Seniors! Stay active this winter—it’s good for you
Keeping active during the winter can be challenging. The days are shorter. And in the Midwest, it gets COLD! But it’s still important to get regular exercise. Why? Because exercise:
- Helps boost your immune system — the body’s defense against infections.
- Increases your stamina and strength.
- Helps enhance your mood, and keep those “winter blues” away.
And always, before you begin any exercise program, it’s important to talk to your doctor.
- Try a workout video. If you have an iWatch, Apple offers an exercise subscription. With Amazon Prime, you can stream exercise classes to your TV. Most local libraries offer a good selection of DVDs. Choose a time of day for your workout, and stick with it.
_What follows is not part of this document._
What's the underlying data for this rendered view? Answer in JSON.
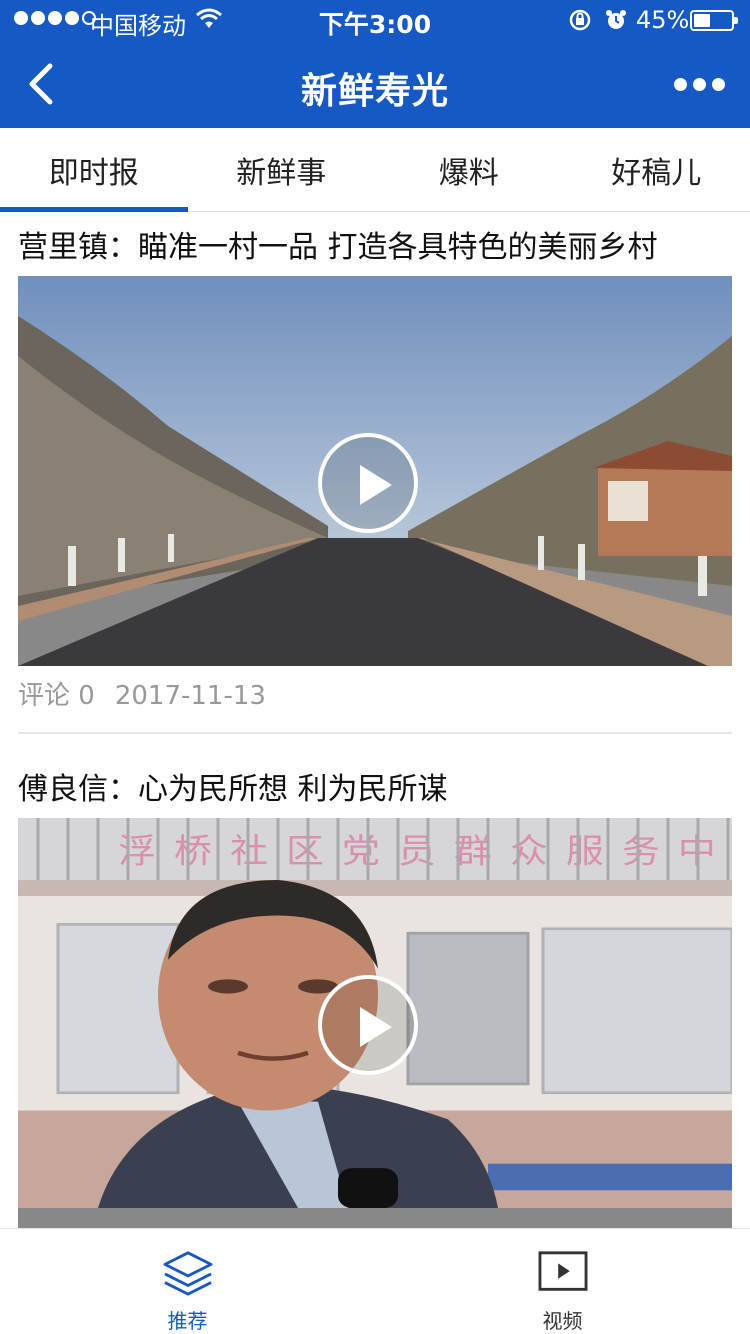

- Create a home gym. It can be as simple as weights. Or, if you have the space, equipment such as a treadmill or exercise bike.
- Keep track of your exercise regimen with a wearable fitness tracker, such as those made by FitBit, Garmin or Apple. They can monitor your heart rate, steps and calories burned.
- Do daily chores. Did you know you can burn 160 calories or more every hour when you do general housework?
If you intend to stay active outdoors during the winter, be sure you do it safely.
- Dress with the proper winter attire. The cold draws blood from your extremities to your body’s core, making you susceptible to frostbite.
- Wear a warm hat. You lose a lot of heat through your head.
- Choose the right footwear. Protect yourself against falls. Your shoes or boots should be insulated and provide traction on ice and snow. Here’s a list of the best winter footwear, as reviewed by the New York Times.
- Don’t forget to wear your sunscreen. The winter sun is less intense, but you can still get sunburn if you’re not protected.
The AARP has more on dressing for winter weather.
Enjoy an active life at Smith Crossing
A wide choice of exercise classes, engaging daily activities are all part of our vibrant community lifestyle. It’s another reason why Smith Crossing is a leader in senior retirement living and senior healthcare in Chicagoland’s Southwest suburbs.